Take every line containing "Artificial" out of the records.
== Data supplied ==
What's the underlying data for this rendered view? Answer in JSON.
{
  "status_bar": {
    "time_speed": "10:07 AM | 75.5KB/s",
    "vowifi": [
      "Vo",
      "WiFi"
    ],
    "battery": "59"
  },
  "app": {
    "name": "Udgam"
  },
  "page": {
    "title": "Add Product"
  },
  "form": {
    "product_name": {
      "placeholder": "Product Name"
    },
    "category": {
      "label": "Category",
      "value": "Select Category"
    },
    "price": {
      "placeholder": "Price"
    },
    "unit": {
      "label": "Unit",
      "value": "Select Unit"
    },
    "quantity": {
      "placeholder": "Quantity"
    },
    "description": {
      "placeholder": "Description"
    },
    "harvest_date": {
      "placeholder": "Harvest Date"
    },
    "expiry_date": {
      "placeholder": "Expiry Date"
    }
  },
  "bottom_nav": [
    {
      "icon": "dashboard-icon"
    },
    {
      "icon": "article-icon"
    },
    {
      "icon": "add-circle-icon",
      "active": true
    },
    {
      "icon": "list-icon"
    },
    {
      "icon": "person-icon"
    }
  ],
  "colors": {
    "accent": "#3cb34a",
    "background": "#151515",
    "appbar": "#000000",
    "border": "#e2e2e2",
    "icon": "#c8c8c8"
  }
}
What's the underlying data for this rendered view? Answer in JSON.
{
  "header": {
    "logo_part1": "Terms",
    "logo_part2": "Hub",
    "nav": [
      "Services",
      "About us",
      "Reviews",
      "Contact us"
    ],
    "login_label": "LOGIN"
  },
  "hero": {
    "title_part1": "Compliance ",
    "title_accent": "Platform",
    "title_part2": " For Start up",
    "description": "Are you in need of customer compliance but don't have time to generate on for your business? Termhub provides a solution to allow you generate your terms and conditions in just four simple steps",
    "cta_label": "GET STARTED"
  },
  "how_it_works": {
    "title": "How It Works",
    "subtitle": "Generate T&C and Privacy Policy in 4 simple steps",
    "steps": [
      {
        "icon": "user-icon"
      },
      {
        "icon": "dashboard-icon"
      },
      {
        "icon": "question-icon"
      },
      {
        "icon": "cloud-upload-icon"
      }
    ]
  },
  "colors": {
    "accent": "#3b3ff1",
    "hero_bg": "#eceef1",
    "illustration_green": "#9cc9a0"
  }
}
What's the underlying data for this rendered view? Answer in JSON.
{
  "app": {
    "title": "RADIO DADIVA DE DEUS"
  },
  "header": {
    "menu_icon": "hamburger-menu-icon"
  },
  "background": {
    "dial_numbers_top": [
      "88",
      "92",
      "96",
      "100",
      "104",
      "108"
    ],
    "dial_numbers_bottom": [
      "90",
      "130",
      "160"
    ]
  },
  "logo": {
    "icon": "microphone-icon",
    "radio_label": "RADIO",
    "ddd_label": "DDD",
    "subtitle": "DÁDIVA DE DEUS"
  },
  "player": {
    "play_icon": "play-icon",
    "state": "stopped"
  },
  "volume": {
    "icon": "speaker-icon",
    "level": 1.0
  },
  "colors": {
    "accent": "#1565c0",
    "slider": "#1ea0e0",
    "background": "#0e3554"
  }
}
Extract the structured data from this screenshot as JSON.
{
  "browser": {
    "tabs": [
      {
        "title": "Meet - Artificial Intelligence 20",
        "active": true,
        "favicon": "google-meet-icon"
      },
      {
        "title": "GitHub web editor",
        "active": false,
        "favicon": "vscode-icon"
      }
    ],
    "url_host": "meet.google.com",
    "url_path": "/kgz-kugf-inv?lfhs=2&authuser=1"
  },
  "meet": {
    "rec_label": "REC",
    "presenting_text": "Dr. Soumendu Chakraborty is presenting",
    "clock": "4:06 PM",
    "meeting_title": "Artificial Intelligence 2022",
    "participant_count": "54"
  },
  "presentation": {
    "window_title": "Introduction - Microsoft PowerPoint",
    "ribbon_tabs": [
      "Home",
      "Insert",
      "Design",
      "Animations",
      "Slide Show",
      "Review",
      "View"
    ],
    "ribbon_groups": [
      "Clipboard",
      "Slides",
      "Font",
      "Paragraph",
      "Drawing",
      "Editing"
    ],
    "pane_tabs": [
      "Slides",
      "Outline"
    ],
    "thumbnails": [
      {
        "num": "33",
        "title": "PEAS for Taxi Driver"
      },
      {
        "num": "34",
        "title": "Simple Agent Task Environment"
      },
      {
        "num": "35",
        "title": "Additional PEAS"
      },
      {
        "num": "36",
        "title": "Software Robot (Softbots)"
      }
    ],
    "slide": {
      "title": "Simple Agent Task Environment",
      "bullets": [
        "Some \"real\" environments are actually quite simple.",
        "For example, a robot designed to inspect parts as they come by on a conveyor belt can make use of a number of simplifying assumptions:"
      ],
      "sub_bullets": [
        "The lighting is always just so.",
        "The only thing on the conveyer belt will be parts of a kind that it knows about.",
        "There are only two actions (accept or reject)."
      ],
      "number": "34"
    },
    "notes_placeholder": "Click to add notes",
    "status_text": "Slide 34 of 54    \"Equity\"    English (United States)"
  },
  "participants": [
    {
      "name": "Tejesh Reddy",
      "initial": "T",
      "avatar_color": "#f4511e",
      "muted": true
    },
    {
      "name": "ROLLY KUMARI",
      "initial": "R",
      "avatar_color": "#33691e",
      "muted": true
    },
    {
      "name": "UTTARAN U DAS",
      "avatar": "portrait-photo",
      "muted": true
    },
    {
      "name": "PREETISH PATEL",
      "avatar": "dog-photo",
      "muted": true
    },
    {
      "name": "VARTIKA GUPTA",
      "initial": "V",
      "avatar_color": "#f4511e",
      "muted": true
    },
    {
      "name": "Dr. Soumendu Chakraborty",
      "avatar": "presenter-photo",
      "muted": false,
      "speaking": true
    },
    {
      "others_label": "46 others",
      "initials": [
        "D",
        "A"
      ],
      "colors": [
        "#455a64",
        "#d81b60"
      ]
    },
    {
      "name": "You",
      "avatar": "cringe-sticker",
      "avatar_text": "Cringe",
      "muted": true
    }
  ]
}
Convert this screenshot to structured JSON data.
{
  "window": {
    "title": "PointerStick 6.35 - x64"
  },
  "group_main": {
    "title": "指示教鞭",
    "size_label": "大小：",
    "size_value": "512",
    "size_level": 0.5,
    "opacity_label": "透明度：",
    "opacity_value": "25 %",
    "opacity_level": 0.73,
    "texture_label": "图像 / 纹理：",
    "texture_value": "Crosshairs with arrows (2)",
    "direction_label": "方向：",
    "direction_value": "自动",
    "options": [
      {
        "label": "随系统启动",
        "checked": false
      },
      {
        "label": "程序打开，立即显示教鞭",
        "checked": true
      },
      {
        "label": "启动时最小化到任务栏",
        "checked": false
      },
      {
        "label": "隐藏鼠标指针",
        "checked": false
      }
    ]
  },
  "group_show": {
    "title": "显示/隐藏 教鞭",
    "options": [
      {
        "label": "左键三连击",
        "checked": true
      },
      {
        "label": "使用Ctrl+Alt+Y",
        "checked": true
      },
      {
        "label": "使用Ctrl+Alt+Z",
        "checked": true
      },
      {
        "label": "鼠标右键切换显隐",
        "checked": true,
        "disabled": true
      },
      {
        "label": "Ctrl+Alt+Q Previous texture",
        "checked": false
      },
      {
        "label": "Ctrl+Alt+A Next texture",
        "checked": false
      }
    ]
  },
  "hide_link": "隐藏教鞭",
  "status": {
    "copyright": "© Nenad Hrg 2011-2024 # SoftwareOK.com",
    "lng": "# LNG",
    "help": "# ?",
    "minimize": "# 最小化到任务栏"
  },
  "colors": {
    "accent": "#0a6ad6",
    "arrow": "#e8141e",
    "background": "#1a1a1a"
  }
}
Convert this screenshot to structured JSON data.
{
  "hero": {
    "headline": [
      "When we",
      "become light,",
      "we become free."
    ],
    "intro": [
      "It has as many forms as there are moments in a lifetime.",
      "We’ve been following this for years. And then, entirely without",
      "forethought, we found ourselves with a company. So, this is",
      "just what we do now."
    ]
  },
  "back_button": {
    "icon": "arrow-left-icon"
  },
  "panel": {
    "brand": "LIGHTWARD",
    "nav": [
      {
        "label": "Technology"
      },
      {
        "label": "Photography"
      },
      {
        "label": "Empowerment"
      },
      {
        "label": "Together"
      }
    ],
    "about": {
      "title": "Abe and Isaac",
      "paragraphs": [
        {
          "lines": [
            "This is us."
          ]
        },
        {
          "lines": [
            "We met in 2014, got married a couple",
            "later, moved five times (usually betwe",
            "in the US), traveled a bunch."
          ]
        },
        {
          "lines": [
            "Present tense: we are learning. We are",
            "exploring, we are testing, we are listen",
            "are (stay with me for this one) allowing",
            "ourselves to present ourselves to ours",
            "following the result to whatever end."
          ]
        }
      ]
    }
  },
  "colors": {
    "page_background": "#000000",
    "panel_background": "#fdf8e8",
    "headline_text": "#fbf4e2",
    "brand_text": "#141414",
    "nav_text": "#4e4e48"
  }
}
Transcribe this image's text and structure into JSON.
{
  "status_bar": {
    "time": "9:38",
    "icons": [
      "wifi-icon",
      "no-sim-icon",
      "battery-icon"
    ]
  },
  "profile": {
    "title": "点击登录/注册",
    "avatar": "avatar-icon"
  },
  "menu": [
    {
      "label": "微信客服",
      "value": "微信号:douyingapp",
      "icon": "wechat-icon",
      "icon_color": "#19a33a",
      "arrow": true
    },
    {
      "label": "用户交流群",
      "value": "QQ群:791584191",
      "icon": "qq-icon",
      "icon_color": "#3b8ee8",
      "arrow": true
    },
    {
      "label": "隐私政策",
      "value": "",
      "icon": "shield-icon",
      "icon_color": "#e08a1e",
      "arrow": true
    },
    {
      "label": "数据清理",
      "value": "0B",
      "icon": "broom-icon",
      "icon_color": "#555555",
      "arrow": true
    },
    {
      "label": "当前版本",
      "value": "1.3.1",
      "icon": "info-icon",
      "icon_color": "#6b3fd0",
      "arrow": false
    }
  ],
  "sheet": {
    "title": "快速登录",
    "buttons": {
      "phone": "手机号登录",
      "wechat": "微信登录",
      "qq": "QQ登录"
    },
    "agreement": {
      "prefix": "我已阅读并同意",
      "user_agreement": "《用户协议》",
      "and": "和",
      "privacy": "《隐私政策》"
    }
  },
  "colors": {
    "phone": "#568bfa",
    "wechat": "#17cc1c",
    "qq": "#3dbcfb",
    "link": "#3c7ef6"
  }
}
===
- _Final answer_:
        "title": "Meet - Artificial Intelligence 20",
    "meeting_title": "Artificial Intelligence 2022",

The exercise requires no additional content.